[Your assignment]
For this exercise, reproduce each entry below exactly, excluding pictures.

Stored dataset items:
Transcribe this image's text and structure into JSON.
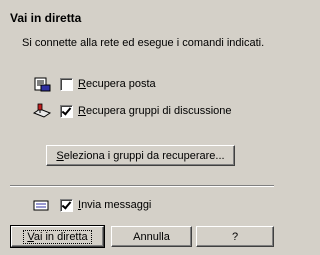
{
  "dialog": {
    "title": "Vai in diretta",
    "description": "Si connette alla rete ed esegue i comandi indicati."
  },
  "options": [
    {
      "label": "Recupera posta",
      "checked": false,
      "icon": "mail-icon"
    },
    {
      "label": "Recupera gruppi di discussione",
      "checked": true,
      "icon": "newsgroup-icon"
    }
  ],
  "select_groups_button": "Seleziona i gruppi  da recuperare...",
  "send_messages": {
    "label": "Invia messaggi",
    "checked": true,
    "icon": "outbox-icon"
  },
  "buttons": {
    "go_online": "Vai in diretta",
    "cancel": "Annulla",
    "help": "?"
  }
}
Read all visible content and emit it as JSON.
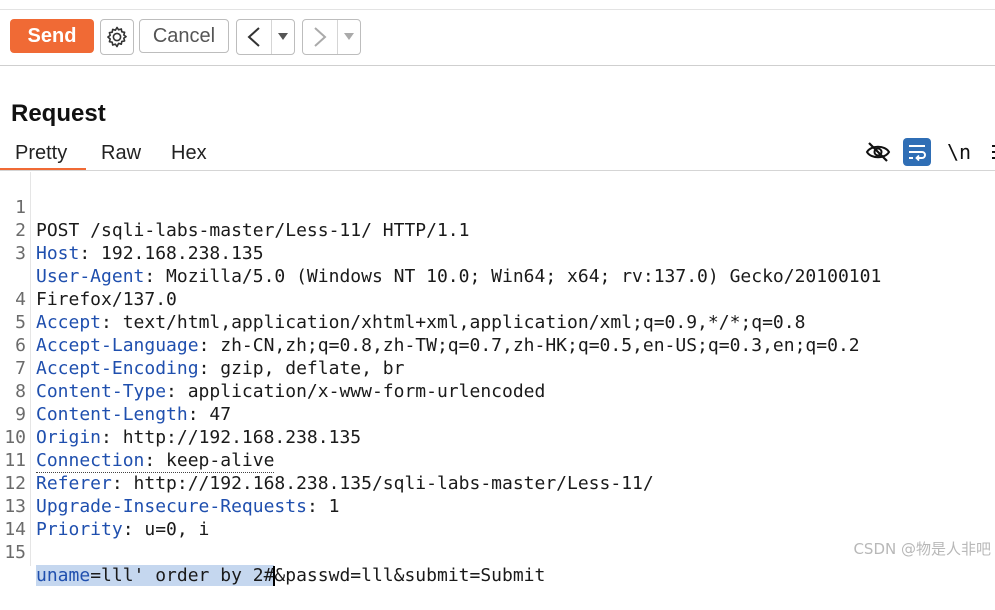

[Answer to this exercise]
Transcribe this image's text and structure into JSON.
{
  "dialog": {
    "title": "Vai in diretta",
    "description": "Si connette alla rete ed esegue i comandi indicati."
  },
  "options": [
    {
      "label": "Recupera posta",
      "checked": false,
      "icon": "mail-icon"
    },
    {
      "label": "Recupera gruppi di discussione",
      "checked": true,
      "icon": "newsgroup-icon"
    }
  ],
  "select_groups_button": "Seleziona i gruppi  da recuperare...",
  "send_messages": {
    "label": "Invia messaggi",
    "checked": true,
    "icon": "outbox-icon"
  },
  "buttons": {
    "go_online": "Vai in diretta",
    "cancel": "Annulla",
    "help": "?"
  }
}
Read all visible content and emit it as JSON.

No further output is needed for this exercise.